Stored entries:
______

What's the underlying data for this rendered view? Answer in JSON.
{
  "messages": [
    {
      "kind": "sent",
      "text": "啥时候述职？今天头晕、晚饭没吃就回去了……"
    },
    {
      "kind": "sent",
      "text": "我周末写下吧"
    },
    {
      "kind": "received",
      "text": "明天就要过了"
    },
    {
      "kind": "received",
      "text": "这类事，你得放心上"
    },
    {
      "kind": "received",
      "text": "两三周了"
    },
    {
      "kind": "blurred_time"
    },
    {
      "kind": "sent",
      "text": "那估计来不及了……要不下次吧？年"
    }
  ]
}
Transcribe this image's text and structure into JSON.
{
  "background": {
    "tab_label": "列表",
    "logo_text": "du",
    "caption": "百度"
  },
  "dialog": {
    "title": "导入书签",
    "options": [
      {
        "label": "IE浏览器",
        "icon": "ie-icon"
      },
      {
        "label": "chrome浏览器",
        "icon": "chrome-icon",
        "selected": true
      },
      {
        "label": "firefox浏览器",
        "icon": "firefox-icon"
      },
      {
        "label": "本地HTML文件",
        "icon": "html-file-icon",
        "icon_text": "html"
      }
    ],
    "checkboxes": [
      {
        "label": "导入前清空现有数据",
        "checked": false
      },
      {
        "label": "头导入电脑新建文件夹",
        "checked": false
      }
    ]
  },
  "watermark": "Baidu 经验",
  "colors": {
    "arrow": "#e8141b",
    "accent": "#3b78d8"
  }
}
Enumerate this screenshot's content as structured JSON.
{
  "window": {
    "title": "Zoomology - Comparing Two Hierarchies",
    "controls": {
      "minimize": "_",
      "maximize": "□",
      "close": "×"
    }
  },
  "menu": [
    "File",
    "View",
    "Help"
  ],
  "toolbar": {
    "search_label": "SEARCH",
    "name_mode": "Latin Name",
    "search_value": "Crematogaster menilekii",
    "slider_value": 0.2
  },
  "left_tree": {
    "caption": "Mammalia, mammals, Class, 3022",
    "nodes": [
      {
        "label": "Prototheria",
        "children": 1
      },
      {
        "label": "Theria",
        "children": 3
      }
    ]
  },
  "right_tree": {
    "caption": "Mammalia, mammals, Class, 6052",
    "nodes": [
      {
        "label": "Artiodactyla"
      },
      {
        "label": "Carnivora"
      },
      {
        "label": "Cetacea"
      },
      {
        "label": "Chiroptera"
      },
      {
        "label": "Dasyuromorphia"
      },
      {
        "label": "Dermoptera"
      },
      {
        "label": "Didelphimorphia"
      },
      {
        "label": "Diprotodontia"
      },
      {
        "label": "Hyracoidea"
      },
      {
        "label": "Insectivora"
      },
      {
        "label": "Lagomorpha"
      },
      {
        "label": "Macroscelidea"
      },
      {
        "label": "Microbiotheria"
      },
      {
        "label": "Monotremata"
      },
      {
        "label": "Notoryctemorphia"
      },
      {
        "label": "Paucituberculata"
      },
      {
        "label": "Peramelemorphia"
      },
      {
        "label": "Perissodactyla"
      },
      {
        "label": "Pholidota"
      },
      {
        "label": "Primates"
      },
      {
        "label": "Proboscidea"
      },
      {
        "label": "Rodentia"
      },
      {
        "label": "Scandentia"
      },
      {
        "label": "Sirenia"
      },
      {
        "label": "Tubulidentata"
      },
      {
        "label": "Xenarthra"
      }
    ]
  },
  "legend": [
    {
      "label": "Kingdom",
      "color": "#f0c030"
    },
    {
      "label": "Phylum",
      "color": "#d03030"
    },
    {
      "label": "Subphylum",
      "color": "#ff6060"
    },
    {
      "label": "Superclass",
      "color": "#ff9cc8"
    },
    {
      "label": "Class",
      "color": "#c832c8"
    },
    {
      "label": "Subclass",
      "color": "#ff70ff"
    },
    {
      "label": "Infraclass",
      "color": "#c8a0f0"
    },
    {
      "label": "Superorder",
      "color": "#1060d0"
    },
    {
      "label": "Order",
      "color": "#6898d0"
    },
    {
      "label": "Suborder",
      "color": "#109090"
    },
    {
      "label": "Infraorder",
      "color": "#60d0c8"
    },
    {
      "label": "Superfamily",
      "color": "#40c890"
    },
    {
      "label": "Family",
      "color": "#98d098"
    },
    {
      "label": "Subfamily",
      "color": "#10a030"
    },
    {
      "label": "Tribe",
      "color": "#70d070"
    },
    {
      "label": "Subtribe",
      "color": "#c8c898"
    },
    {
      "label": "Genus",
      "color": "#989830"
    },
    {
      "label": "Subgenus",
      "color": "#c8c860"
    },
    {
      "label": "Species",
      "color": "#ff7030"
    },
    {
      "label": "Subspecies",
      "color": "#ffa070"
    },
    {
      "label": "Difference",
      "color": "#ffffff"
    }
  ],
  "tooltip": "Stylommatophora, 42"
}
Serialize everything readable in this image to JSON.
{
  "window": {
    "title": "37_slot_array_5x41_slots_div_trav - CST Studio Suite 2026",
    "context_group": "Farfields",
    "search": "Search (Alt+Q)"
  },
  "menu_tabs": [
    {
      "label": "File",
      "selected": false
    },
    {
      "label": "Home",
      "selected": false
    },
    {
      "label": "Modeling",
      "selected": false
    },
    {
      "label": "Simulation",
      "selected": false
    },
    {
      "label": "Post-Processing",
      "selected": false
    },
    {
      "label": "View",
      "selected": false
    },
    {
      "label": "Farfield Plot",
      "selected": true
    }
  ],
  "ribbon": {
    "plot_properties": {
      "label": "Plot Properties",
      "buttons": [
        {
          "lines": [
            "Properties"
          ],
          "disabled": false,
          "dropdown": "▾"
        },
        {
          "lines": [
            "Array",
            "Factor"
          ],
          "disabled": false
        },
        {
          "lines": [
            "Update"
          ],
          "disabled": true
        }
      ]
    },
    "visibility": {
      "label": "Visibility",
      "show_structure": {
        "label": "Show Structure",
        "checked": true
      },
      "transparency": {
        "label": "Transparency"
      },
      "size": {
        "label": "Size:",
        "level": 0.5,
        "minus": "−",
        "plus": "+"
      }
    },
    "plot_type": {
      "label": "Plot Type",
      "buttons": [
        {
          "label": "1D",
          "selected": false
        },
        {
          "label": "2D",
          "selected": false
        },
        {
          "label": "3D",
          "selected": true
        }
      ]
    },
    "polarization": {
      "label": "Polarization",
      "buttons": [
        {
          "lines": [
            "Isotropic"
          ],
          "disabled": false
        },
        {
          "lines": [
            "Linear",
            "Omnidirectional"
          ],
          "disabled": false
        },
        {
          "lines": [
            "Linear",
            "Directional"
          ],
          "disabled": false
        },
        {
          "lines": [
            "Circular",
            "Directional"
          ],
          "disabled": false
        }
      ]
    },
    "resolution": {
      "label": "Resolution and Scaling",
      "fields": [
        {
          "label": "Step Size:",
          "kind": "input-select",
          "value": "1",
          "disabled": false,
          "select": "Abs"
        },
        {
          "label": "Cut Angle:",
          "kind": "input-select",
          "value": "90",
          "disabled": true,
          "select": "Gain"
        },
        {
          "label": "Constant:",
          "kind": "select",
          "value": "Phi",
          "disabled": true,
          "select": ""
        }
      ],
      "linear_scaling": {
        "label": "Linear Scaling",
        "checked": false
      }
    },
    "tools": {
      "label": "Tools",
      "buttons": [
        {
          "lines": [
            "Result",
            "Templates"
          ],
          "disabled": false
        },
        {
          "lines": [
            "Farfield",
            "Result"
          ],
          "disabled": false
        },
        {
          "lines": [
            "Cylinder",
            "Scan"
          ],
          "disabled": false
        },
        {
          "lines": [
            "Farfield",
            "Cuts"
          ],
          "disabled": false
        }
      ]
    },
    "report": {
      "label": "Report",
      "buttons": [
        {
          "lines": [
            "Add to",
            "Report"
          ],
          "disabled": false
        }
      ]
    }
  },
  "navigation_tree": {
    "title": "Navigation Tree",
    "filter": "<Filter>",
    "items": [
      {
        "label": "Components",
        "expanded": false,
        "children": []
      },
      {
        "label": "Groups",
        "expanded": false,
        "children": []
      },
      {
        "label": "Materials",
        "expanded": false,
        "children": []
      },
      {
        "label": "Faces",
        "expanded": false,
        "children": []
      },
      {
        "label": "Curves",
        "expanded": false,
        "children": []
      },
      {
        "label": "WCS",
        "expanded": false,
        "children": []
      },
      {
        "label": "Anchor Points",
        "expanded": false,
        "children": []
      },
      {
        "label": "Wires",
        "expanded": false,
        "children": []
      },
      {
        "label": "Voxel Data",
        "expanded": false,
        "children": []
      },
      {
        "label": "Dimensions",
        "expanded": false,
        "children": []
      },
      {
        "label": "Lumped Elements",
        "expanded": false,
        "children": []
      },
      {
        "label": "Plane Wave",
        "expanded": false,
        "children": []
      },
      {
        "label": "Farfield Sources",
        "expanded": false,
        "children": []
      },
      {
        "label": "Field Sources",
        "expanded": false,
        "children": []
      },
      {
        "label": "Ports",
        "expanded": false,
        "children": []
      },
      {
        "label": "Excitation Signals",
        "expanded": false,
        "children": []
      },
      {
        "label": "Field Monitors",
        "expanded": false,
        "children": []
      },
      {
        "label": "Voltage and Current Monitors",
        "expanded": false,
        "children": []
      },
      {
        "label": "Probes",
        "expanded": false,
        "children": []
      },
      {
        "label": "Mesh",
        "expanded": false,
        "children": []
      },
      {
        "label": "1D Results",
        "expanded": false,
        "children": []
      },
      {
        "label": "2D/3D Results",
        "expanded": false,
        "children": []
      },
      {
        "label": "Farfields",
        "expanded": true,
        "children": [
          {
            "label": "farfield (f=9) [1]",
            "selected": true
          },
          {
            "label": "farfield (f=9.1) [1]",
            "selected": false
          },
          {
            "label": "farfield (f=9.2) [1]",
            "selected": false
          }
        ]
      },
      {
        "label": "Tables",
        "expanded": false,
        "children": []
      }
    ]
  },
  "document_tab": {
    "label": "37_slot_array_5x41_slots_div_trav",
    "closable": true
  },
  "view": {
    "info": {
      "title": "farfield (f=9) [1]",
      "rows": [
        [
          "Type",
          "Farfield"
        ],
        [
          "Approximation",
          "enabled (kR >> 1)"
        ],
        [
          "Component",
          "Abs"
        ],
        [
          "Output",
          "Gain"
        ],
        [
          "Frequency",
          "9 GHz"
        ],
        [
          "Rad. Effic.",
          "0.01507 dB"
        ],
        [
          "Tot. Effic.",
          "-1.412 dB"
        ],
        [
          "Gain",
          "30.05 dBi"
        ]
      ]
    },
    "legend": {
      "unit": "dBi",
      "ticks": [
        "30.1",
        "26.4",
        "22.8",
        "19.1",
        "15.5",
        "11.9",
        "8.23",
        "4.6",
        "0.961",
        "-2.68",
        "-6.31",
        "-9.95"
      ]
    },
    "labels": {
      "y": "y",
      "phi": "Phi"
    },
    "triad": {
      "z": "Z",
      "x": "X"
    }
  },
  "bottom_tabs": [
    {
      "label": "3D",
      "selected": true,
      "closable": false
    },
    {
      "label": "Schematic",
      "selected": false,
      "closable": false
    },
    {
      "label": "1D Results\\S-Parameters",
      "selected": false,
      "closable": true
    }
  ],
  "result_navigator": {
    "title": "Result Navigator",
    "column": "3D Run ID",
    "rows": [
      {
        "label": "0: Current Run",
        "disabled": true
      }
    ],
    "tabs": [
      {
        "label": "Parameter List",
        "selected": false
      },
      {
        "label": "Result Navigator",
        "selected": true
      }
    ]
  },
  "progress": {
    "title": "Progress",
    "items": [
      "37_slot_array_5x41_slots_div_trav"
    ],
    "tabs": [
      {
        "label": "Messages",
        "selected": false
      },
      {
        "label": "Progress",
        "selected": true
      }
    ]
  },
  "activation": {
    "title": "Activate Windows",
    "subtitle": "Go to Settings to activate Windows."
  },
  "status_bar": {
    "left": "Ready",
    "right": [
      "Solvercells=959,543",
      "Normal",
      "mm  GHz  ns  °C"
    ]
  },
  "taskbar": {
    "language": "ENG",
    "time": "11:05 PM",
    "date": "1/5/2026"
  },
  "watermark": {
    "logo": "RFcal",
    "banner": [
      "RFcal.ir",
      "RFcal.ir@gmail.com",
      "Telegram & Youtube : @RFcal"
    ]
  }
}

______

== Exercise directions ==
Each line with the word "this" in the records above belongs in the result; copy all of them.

== Written reply ==
What's the underlying data for this rendered view? Answer in JSON.
Transcribe this image's text and structure into JSON.
Enumerate this screenshot's content as structured JSON.
Serialize everything readable in this image to JSON.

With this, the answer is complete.